The bartender, “Yeah, well, watch yourself. Saying shit like that will get you fired.”
The host, “Fuck ‘em. Silence is guilt.”
The waitress, “Complicity. Silence is complicity.”
The host, “Oh, guys, there’s someone here.”
The waitress walked toward me craning her neck to see the screen.
“Hello.” I smiled but for naught. “Bacon and eggs, lots of coffee, and a double whiskey neat. Irish whiskey if you have it.”
“Cool. Did you come here for the Emergency Text Party? It got cancelled, you know.”
“No. Just here for lunch. What’s the Emergency Text party?”

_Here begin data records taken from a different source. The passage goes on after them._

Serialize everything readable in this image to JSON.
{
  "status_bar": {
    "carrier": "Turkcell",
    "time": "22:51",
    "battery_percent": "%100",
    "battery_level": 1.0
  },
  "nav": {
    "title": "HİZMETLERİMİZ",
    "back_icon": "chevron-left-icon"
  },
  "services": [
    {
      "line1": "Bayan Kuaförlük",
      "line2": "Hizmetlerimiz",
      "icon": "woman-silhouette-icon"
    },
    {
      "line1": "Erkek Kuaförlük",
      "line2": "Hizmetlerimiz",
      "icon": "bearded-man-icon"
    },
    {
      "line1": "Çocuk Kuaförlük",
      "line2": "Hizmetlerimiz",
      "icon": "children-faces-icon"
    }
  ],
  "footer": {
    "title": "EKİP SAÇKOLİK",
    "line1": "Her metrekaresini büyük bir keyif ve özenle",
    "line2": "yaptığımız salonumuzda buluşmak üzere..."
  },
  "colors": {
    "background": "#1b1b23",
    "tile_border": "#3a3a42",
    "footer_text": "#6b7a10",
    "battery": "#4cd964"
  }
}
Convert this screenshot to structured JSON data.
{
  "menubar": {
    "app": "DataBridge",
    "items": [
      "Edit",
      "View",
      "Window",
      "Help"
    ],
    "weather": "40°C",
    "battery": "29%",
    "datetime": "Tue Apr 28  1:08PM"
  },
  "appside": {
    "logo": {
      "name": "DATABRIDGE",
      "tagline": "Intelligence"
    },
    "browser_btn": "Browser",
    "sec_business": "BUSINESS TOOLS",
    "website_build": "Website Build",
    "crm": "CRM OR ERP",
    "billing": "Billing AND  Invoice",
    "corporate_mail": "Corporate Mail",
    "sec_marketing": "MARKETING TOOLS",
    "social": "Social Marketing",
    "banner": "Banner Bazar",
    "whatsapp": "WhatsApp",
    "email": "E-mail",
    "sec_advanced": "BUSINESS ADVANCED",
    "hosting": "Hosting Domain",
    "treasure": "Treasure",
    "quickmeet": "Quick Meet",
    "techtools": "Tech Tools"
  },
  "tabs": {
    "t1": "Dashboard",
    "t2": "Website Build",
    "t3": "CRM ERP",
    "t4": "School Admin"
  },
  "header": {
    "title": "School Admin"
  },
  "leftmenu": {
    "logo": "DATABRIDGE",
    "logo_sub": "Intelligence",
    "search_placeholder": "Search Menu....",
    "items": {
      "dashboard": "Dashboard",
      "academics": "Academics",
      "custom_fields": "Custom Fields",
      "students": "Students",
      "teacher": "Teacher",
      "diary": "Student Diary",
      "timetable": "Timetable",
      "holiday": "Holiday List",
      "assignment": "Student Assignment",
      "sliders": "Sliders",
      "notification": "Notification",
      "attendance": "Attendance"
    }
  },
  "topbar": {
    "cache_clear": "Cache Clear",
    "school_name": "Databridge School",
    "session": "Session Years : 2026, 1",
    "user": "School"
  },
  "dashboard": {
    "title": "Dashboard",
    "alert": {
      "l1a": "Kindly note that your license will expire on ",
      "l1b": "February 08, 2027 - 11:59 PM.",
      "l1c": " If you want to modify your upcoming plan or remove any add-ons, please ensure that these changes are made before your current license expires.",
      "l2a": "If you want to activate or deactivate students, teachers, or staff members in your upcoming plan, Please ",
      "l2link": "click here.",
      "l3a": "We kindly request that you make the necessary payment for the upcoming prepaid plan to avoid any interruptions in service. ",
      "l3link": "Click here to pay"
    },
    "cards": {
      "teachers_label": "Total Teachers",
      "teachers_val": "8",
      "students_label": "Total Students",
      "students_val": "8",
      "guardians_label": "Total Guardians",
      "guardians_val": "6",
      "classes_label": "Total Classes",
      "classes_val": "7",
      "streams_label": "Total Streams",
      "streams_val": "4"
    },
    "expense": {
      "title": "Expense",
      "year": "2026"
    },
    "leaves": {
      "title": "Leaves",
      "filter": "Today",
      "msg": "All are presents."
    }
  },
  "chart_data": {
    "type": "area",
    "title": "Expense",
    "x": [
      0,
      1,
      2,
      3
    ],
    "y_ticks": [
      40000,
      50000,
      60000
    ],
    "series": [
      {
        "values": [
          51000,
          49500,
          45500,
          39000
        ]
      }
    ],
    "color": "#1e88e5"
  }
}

The waitress pointed to a poster in the doorway. “Protest of some sort. Against the President’s emergency warning thing-a-ma-bob. Rumor has it someone squealed and the whole party had to go underground.”
“I guess I’m a little behind on the times.”
She walked toward the kitchen watching the screen intently.
Jenny the Cat Bleacher was waiting at the entrance to the Taft building when I returned.
“Finally.” Her hand was franticly tapping out a cigarette. “You forgot to leave your new number and address. I remembered you said something about working here, so, yeah. I have mail for you.” She reached into her handbag and produced several envelopes.
“Thanks, I appreciate that. I have the same number, I can’t imagine why I didn’t see your calls…” I opened the lobby door.
“Aren’t you going to show me your new office?”
I smiled and closed the door behind me.
Mom’s penmanship was improving, but more and more, she was speaking in someone else’s voice. My son, I know you don’t get involved in politics, but there are dangerous people flooding into this country, taking good jobs from Americans like Robert, and trying to destroy our way of life. Our President is taking care of them. He is restoring our pride. The fear of foreign invasion came from her news stories, perhaps my stepfather. Sometimes you just have to go back to your heritage. You have to stand up for what the country means. I am sad about what is happening, but the President gives me hope. Mom continued to hint at the big surprise I had in store; I couldn’t decide if she was building tension or forgetting she had mentioned it. What was clear: she was gleefully preparing for war, and for someone in her condition, that was an unhealthy focus.
I walked to a nearby liquor store, and took home a bottle of Irish brown—breaking my cardinal rule: never drink at home, especially alone. The possibility of a conversation with the whispering man was good enough to keep me away from Pathos, and everywhere else had that abominable news station blaring.
As the elevator crept to a stop on the twelfth floor, my phone buzzed.
THIS IS A TEST of the President’s Communication Network. All is well, this is only a test. God bless our United State.
Everyone was looking at their phone. Some were bewildered—I could relate—some smirked, and some shook their heads in resignation. I pulled up my own news stories and was disappointed to find our President had sent every last American a text message, whether they liked it or not. They did not provide an opportunity to opt-out.
It was an absurd violation: soft but penetrating. Privacy is only a marketing term; it was simple to look the other way and blame our vulnerability on our need to connect. The reality was much darker, much harder to swallow.
—Did you get it? Another text, Mom this time.
—Yeah. Pretty creepy.
—*look of confusion emoticon*
—The Presidential text message, it’s creepy
—No. My letter
—Yes. I’ll write back tonight
—You are a good son
William began his lifelong roadtrip in the deprecated sands of Las Vegas, Nevada. As a result of a military patriarch, and unabated restlessness, has changed addresses fifty-six times in forty-two years. He is a father, a husband, and his work has been published by The Rumpus, in a special anthology supporting Mines Advisory Group, in the not-for-profit fiction anthology The Cost of Paper, and novella SILENCE was published by Black Hill Press.